Re: Dumped:

Take the gift, leave the ex-boyfriend home. Enjoy the holidays with family and love.

Anonymous

Er. Leave the gift and the ex-boyfriend, unless you think there’s someone who’d appreciate the re-gift (and maybe even the story behind it).

I say that not because there’s any obligation to leave the gift but instead because, who wants it?

Re: Dumped:

What if it’s an iPad, though? Or a camera! I would definitely still take it and leave the ex behind.

Anonymous 2

Leave the ex, take the cannolis.

Dear Carolyn:

Is it wrong to want my spouse to pay a bit more attention to clothes and grooming? S/he is very attractive but always seems to wear the wrong thing for the occasion and wears almost nothing but sweat pants at home.
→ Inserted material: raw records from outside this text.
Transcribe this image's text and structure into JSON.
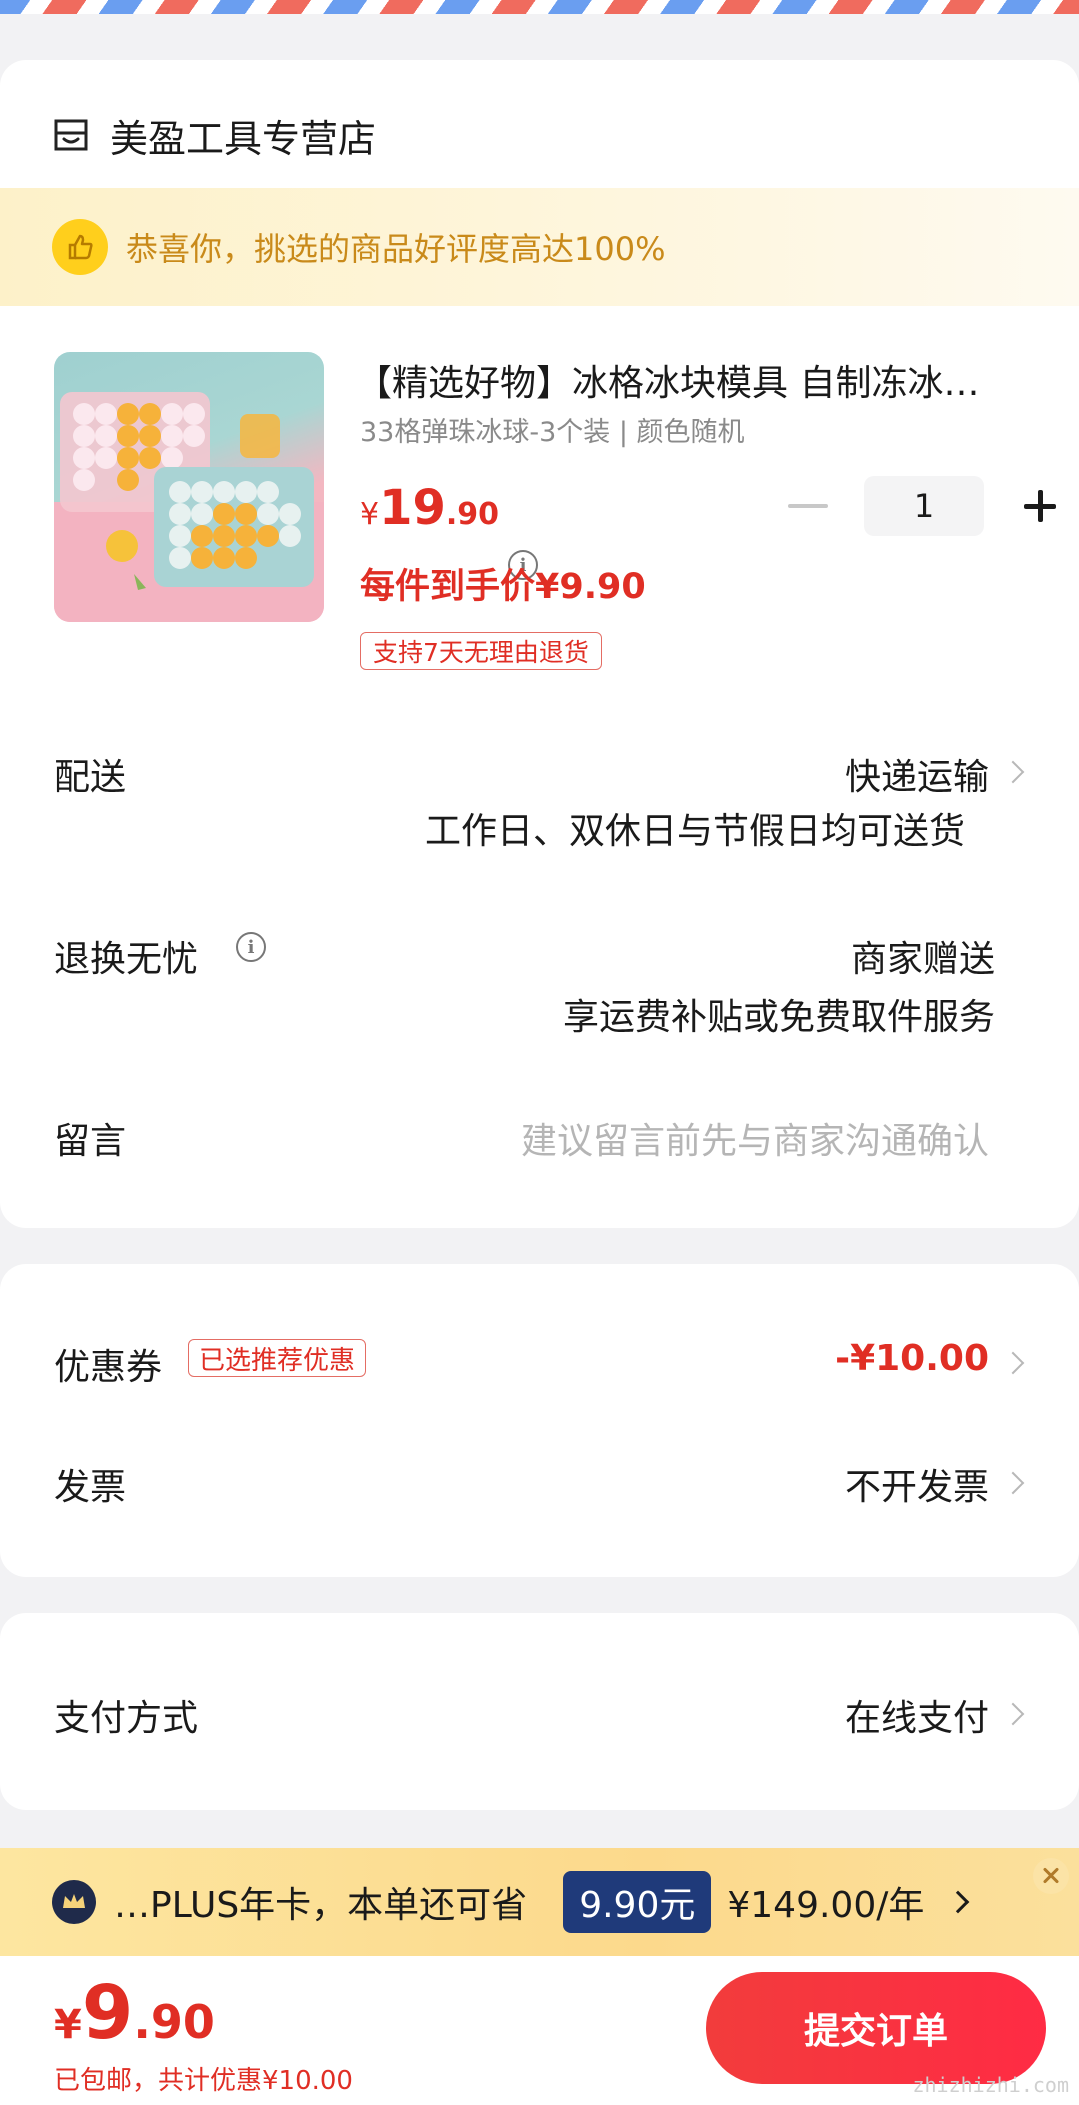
{
  "store": {
    "name": "美盈工具专营店",
    "icon": "store-icon"
  },
  "praise": {
    "text": "恭喜你，挑选的商品好评度高达100%",
    "icon": "thumbs-up-icon"
  },
  "product": {
    "title": "【精选好物】冰格冰块模具 自制冻冰块冰球神器冻冰格",
    "spec": "33格弹珠冰球-3个装 | 颜色随机",
    "price_currency": "¥",
    "price_int": "19",
    "price_dec": ".90",
    "deal_price": "每件到手价¥9.90",
    "return_tag": "支持7天无理由退货",
    "quantity": "1"
  },
  "delivery": {
    "label": "配送",
    "method": "快递运输",
    "note": "工作日、双休日与节假日均可送货"
  },
  "worry_free": {
    "label": "退换无忧",
    "value": "商家赠送",
    "note": "享运费补贴或免费取件服务"
  },
  "message": {
    "label": "留言",
    "placeholder": "建议留言前先与商家沟通确认"
  },
  "coupon": {
    "label": "优惠券",
    "tag": "已选推荐优惠",
    "amount": "-¥10.00"
  },
  "invoice": {
    "label": "发票",
    "value": "不开发票"
  },
  "payment": {
    "label": "支付方式",
    "value": "在线支付"
  },
  "plus": {
    "text": "…PLUS年卡，本单还可省",
    "save": "9.90元",
    "price": "¥149.00/年"
  },
  "footer": {
    "total_currency": "¥",
    "total_int": "9",
    "total_dec": ".90",
    "summary": "已包邮，共计优惠¥10.00",
    "submit_label": "提交订单",
    "watermark": "zhizhizhi.com"
  },
  "colors": {
    "accent": "#e02e24",
    "gold": "#c98a1a",
    "plus_badge": "#1f3a7a"
  }
}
Perhaps I’m being unfair since this didn’t bother me before, but I think now that we’re in our late 30s and pretty well off, it’s our responsibility and privilege to clean up a bit and look like tidy professionals, especially since it might further help both our careers.

My efforts to talk about this with him/her have always led to nightmarish fights.

Well-Dressed

So, if I say you’re right to want this, then that will magically render him/her open to your suggestions?

“Nightmarish fights” is your cue to recognize that, even if you’re right about every single perceived benefit to your careers, your societal standing and your feelings for him/her, you’re wrong to hang onto this as a goal, much less impose it on Spouse/Spousina.

Sartorially, at least, your spouse is an as-is deal. Love it or leave it.

Write to Carolyn Hax, Style, 1150 15th St. NW, Washington, D.C. 20071, or tellme@washpost.com. Get her column delivered to your inbox each morning at http://bit.ly/haxpost.